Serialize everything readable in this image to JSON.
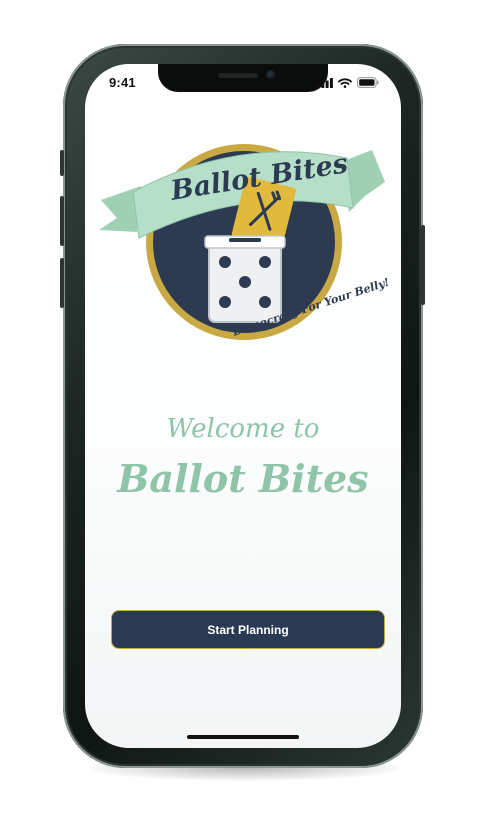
{
  "status_bar": {
    "time": "9:41",
    "icons": [
      "signal-icon",
      "wifi-icon",
      "battery-icon"
    ]
  },
  "logo": {
    "banner_text": "Ballot Bites",
    "tagline": "Democracy For Your Belly!",
    "ballot_icon": "fork-knife-icon",
    "box_icon": "ballot-box-dice-icon"
  },
  "welcome": {
    "line1": "Welcome to",
    "title": "Ballot Bites"
  },
  "actions": {
    "start_label": "Start Planning"
  },
  "colors": {
    "mint": "#8fc4a8",
    "navy": "#2a3a52",
    "gold": "#c8a944",
    "ballot_yellow": "#e1b93c"
  }
}
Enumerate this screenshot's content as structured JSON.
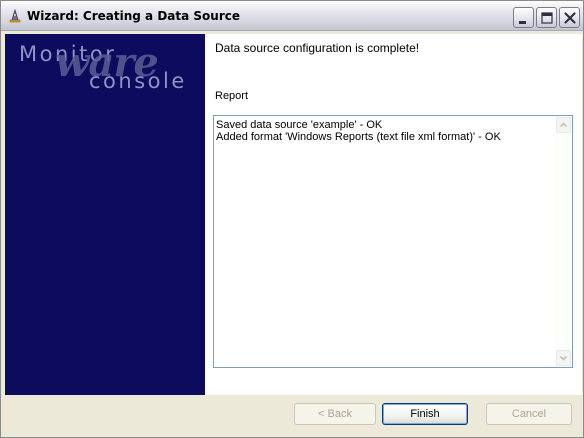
{
  "window": {
    "title": "Wizard: Creating a Data Source"
  },
  "banner": {
    "logo_word_1": "Monitor",
    "logo_word_2": "ware",
    "logo_word_3": "console",
    "background": "#0c0b5e"
  },
  "content": {
    "heading": "Data source configuration is complete!",
    "report_label": "Report",
    "report_lines": [
      "Saved data source 'example' - OK",
      "Added format 'Windows Reports (text file xml format)' - OK"
    ]
  },
  "buttons": {
    "back": "< Back",
    "finish": "Finish",
    "cancel": "Cancel"
  },
  "icons": {
    "title": "wizard-hat-icon",
    "minimize": "minimize-icon",
    "maximize": "maximize-icon",
    "close": "close-icon",
    "scroll_up": "scroll-up-arrow-icon",
    "scroll_down": "scroll-down-arrow-icon"
  }
}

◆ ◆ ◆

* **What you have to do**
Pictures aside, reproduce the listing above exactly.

* **Answer area**
Serialize everything readable in this image to JSON.
{
  "status_bar": {
    "time": "9:41",
    "icons": [
      "signal-icon",
      "wifi-icon",
      "battery-icon"
    ]
  },
  "logo": {
    "banner_text": "Ballot Bites",
    "tagline": "Democracy For Your Belly!",
    "ballot_icon": "fork-knife-icon",
    "box_icon": "ballot-box-dice-icon"
  },
  "welcome": {
    "line1": "Welcome to",
    "title": "Ballot Bites"
  },
  "actions": {
    "start_label": "Start Planning"
  },
  "colors": {
    "mint": "#8fc4a8",
    "navy": "#2a3a52",
    "gold": "#c8a944",
    "ballot_yellow": "#e1b93c"
  }
}
Enumerate this screenshot's content as structured JSON.
{
  "window": {
    "title": "Wizard: Creating a Data Source"
  },
  "banner": {
    "logo_word_1": "Monitor",
    "logo_word_2": "ware",
    "logo_word_3": "console",
    "background": "#0c0b5e"
  },
  "content": {
    "heading": "Data source configuration is complete!",
    "report_label": "Report",
    "report_lines": [
      "Saved data source 'example' - OK",
      "Added format 'Windows Reports (text file xml format)' - OK"
    ]
  },
  "buttons": {
    "back": "< Back",
    "finish": "Finish",
    "cancel": "Cancel"
  },
  "icons": {
    "title": "wizard-hat-icon",
    "minimize": "minimize-icon",
    "maximize": "maximize-icon",
    "close": "close-icon",
    "scroll_up": "scroll-up-arrow-icon",
    "scroll_down": "scroll-down-arrow-icon"
  }
}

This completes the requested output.